The wireless industry is a little less exciting today now that John Legere has stepped down as CEO of T-Mobile a month earlier than expected. Not that his replacement, long time lieutenant Mike Sievert, isn't capable of running the company, but Legere's style is-shall we say-unique. He became CEO of T-Mobile in September 2012 and quickly threw out all of the B-School rules that they teach wannabe executives.
Legere didn't wear a suit and tie to the office preferring to don a magenta T-Mobile t-shirt on most days. His hair was grown out to rock star length, and instead of being genteel with the competition, he often mocked and attacked them. And boy, did he get results. At the time he joined T-Mobile, it was dead last among the four major U.S. carriers. But Legere soon turned the carrier into the most innovative and fastest-growing among the majors. He did this by getting rid of two-year contracts and subsidized phone purchases in 2013. A year later, Music Freedom gave customers free music streaming without taking a hit to their data caps
. And later that year, Data Stash introduced the U.S. to rollover minutes
Legere called Verizon and AT&T "Dumb and Dumber"
That is the thing about John Legere; unlike the CEOs of other wireless firms, he is a fan of the mobile industry. During his tenure, he would talk about wireless pain points and would work on ways to end them. And when he saw a rival try to pull the wool over consumers' eyes, the executive would blast them in his inimitable way. Take AT&T's 5G Evolution for example. Despite featuring a 5GE icon that compatible phones display on their status bar
when connected to the network, 5G Evolution is not 5G. It is an enhanced version of 4G LTE and Legere considered this to be dishonest.
So last April Fool's Day, T-Mobile announced PhoneBooth"E"
which was described as a sound-proof "vertical, rectangular cube" that would be found all major cities and would allow T-Mobile customers to make calls without the ambient noises of the city in the background. Frankly, we didn't know that it was an April Fool's Joke until watching the video. In the clip that accompanied the press release, Legere said that you know the PhoneBoothE is real because T-Mobile tacked an "E" at the end of the name.

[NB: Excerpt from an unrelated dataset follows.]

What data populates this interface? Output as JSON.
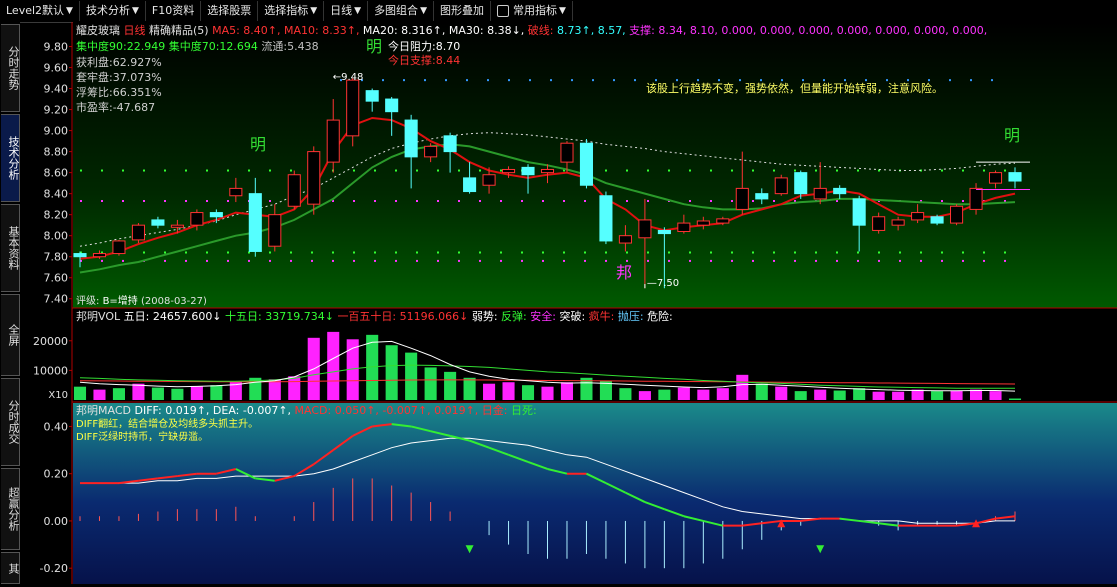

Other times, Legere was not as subtle. Every holiday season he would release a video that was usually hilarious and at the same time, insulted Verizon, AT&T, and Sprint
. He referred to Verizon and AT&T as "Dumb and Dumber" and his favorite punching bag was AT&T CEO Randall Stephenson. But here is the thing. Any executive can only get away with this type of behavior if he is producing results and Legere was. T-Mobile continues to lead the industry with net additions of postpaid phone customers, the gold standard for quarterly metrics in the business. And as his company continued to grow, so did Legere's personal fan club. Unlike most CEO's, Legere reached out to consumers. His employees loved him too. When he was named the best CEO in the wireless industry in 2019 for the fifth consecutive year, he received a 99% approval rating from company employees.
As an example of some of the excitement that will be gone from the industry with Legere's departure as CEO, we can always look back to the night of April 11th, 2015 when he got tangled up in a Twitter fight with Donald Trump
. Legere was staying at a Trump property in New York City when a drummer playing on the street drew the ire of the T-Mobile executive. He called the front desk and the drummer was shooed away. In a tweet, Legere praised Trump's hotel staff which somehow set off the future president. Trump tweeted that "T-Mobile service is terrible! Why can't you do something to improve it for your customers. I don't want it in my buildings." Trump continued by tweeting "T-Mobile service sucks and it took a Trump to call him (Legere) out." And in a case of the pot calling the kettle black, Trump insulted Legere's long-ish hair style. Legere responded by telling Trump that he was checking out immediately.
So as T-Mobile embarks on a new era, completing the merger with Sprint, it does so without the man who turned the company into a force in the wireless industry. He also showed that you can be wildly successful as an executive without following stuffy B-School rules.